Church leaders have taught that family history has the power not only to assist the dead but also to bless the living. One way we are blessed is that families are strengthened and brought closer as we share stories and work together. Stories bring ancestors to life. These real people can teach us principles such as the value of hard work, how to deal with life’s challenges, and how our choices impact our lives. That is a huge blessing for anyone, but especially for youth! We can become better people by knowing more about our ancestors. We can draw on their experiences when we need strength, motivation, stamina, faith, or courage.
In my family, we enjoy learning about our ancestors. My Grandma Boehmer compiled a book of stories remembering her life history. With my Grandma and Grandpa Gedlaman, we have a family home evening one Sunday a month. We FaceTime with aunts, uncles, and cousins who are each in their own homes. Together, we learn about our family history and come to know that our ancestors were real people who lived their lives as we are living now. Whenever a grandchild is baptized, Grandma and Grandpa Gedlaman also give that family member two binders with stories and biographies of many of our ancestors. In the preface of the book, they include a letter with this hope: “With the help of this gift, we have tried to help you to bridge the gap between you and your ancestors.”
My grandparents and parents truly have assisted me in making those eternal connections. I am grateful to have had the blessing of learning about my ancestors because when I meet them in the eternities I don’t think I will struggle with conversations or feel awkward—I will know them already.

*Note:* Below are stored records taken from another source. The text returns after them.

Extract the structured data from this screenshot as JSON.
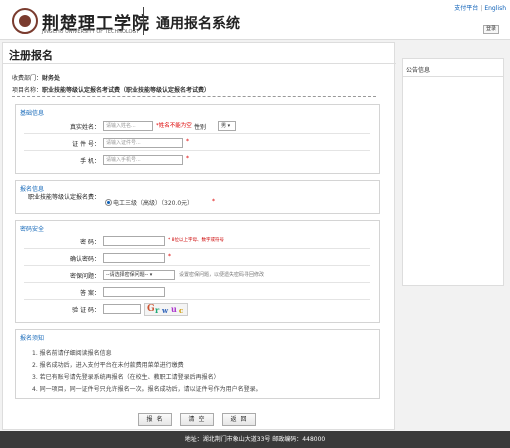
{
  "header": {
    "school_cn": "荆楚理工学院",
    "school_en": "JINGCHU UNIVERSITY OF TECHNOLOGY",
    "system_title": "通用报名系统",
    "link_pay": "支付平台",
    "link_sep": "|",
    "link_english": "English",
    "login_label": "登录"
  },
  "page": {
    "title": "注册报名",
    "dept_label": "收费部门：",
    "dept_value": "财务处",
    "project_label": "项目名称：",
    "project_value": "职业技能等级认定报名考试费（职业技能等级认定报名考试费）"
  },
  "basic": {
    "title": "基础信息",
    "name_label": "真实姓名：",
    "name_placeholder": "请输入姓名...",
    "name_req": "*姓名不能为空",
    "gender_label": "性别",
    "gender_value": "男",
    "id_label": "证 件 号：",
    "id_placeholder": "请输入证件号...",
    "id_req": "*",
    "phone_label": "手 机：",
    "phone_placeholder": "请输入手机号...",
    "phone_req": "*"
  },
  "signup": {
    "title": "报名信息",
    "level_label": "职业技能等级认定报名费：",
    "option_label": "电工三级（高级）（320.0元）",
    "req": "*"
  },
  "security": {
    "title": "密码安全",
    "pwd_label": "密 码：",
    "pwd_hint": "* 8位以上字母、数字或符号",
    "confirm_label": "确认密码：",
    "confirm_req": "*",
    "question_label": "密保问题：",
    "question_value": "--请选择密保问题--",
    "question_hint": "设置密保问题，以便遗失密码寻回修改",
    "answer_label": "答 案：",
    "captcha_label": "验 证 码："
  },
  "notice": {
    "title": "报名须知",
    "items": [
      "1. 报名前请仔细阅读报名信息",
      "2. 报名成功后，进入支付平台在未付款费用菜单进行缴费",
      "3. 若已有账号请先登录系统再报名（在校生、教职工请登录后再报名）",
      "4. 同一项目，同一证件号只允许报名一次。报名成功后，请以证件号作为用户名登录。"
    ]
  },
  "buttons": {
    "submit": "报 名",
    "reset": "清 空",
    "back": "返 回"
  },
  "sidebar": {
    "title": "公告信息"
  },
  "footer": {
    "address": "地址：湖北荆门市象山大道33号 邮政编码：448000"
  }
}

Prophets Promise Blessings
In addition to the wonderful blessings of getting to know our relatives and doing temple work for them, prophets and apostles have promised blessings and protection:
Elder Quentin L. Cook promised that we can be “blessed with more closeness and joy in our family” (Ensign, Feb. 2016).
Elder David A. Bednar said, “I promise you will be protected against the intensifying influence of the adversary. As you participate in and love this holy work, you will be safeguarded in your youth and throughout your lives” (Ensign, Nov. 2011).
Elder Neil L. Anderson assured, “As you contribute to this sacred work, your knowledge and faith in the Savior will increase and you will receive a more certain witness that life continues beyond the veil. You will receive protection against the temptations that surround you, and you will prepare yourself and the world you live in for the Second Coming of the Savior” (Ensign, Feb. 2015).
What powerful promises of blessings these are for us to receive, and there are many more available to us. Each reward is definitely worth the time and effort it takes to do temple and family history work.
It is exciting to be a part of the Youth Battalion that President Russell M. Nelson has called all of the young men and young women of the Church to join in “the gathering of Israel.” Part of my sacrifice of time to my Heavenly Father has been to do more family history work. I have already seen the blessings of this service.
Staying Faithful to the Gospel of Jesus Christ
I am thankful for my heritage, and for the records that my ancestors kept of their experiences. As I study their stories and learn of them, they are a reminder that I too can do hard things and stay faithful to the Gospel. I do not want to disappoint those that went before me and sacrificed so much. I am also thankful for my parents and grandparents who want to teach me about my history. I am grateful for the prophets and apostles of The Church of Jesus Christ of Latter-day Saints who guide us to promised blessings.
Most of all, I am grateful for my personal testimony of family history and the blessings I have received. My hope is that everyone will experience the incredible spirit of Elijah who “shall plant in the hearts of the children the promises made to the fathers, and the hearts of the children shall turn to their fathers” (Joseph Smith—History 1:39).